HELD: Application dismissed. The Minister did not err in rejecting Lane’s double jeopardy argument. The US charges of engaging in a child exploitation enterprise, conspiracy to advertise the distribution of child pornography and conspiracy to distribute child pornography, concerned elements distinct from the making and possessing child pornography charges to which Lane pleaded guilty in Canada. The Minister took the proper offence-based approach to the double jeopardy analysis. It was reasonable for her to conclude that the elements and objectives of the Canadian offence of distributing child pornography were distinct from the American child exploitation enterprise offence. Similarly, the American conspiracy charges were distinct from the Canadian offence of distributing child pornography. Accordingly, double jeopardy was not engaged. The Minister, aware of the significant sentence Lane faced in the US, reasonably concluded that absent a potential death penalty or sentence that would involve some form of torture, the severity of a sentence would not generally shock the conscience of Canadians. In considering the impact on Lane’s right to remain in Canada, the Minister gave due consideration to the absence of Canadian charges against Lane and the unlikely possibility of a civil commitment order in the US. She weighed all the relevant factors, including the possibility of Lane receiving treatment for mental health issues while incarcerated in the US, in finding no breach of Lane’s s. 6(1) Charter rights.

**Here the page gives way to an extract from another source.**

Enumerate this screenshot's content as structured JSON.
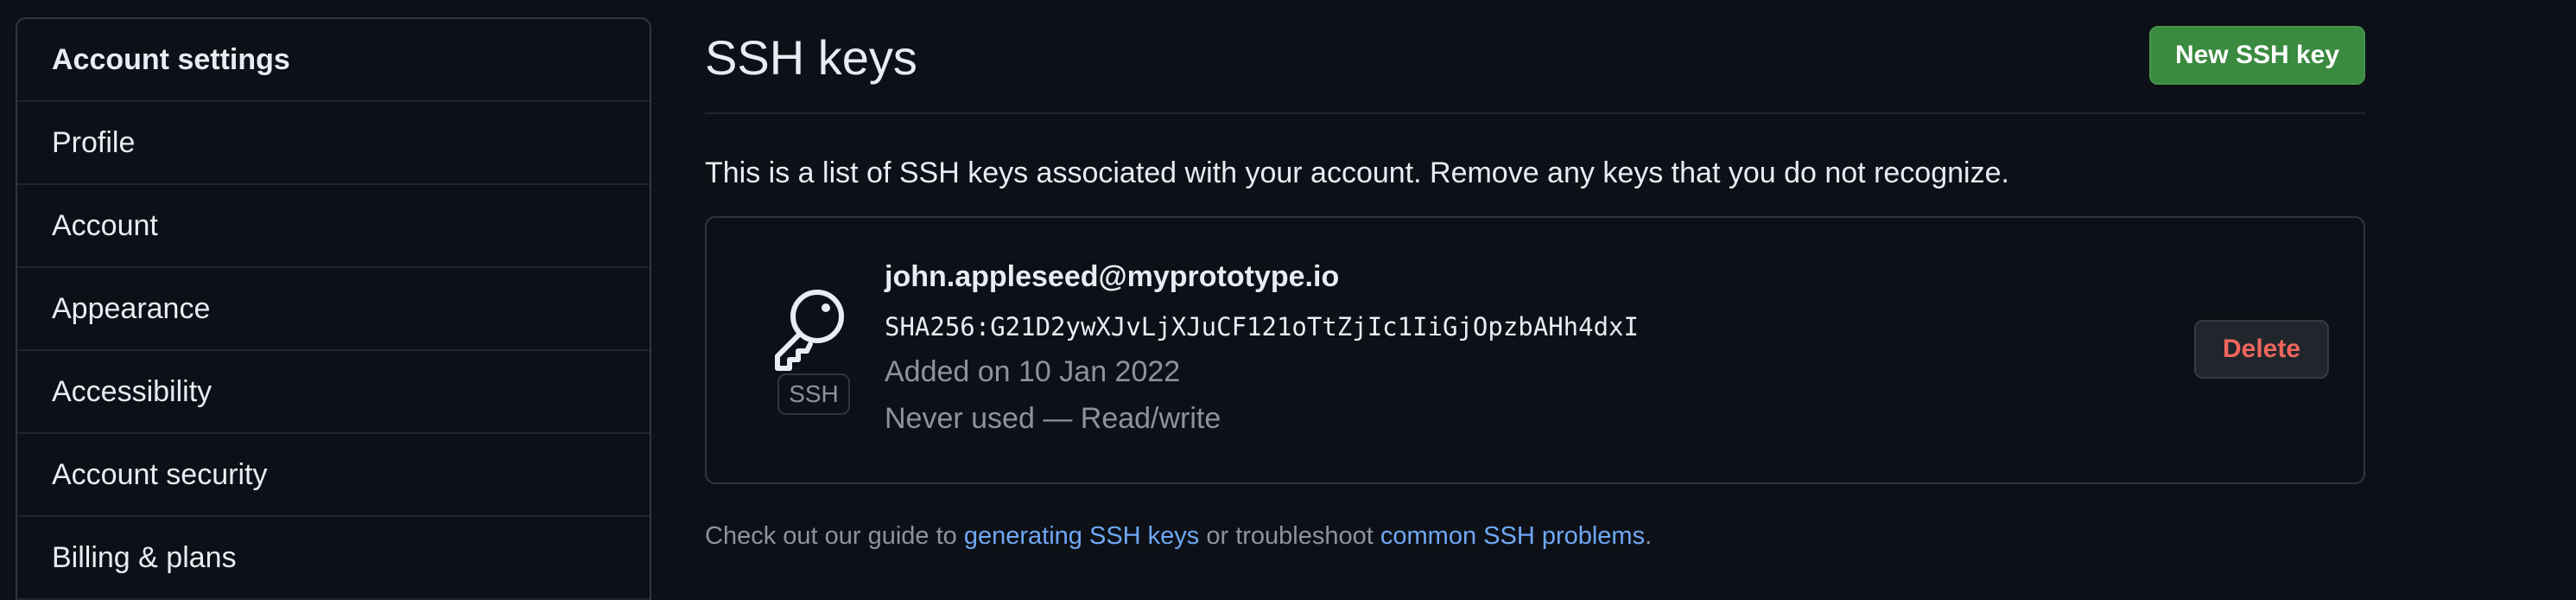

United States of America v. Lane, [2017] O.J. No. 2621, Ontario Court of Appeal, J.I. Laskin, D. Watt and C.W. Hourigan JJ.A., May 18, 2017. TLD-June262017010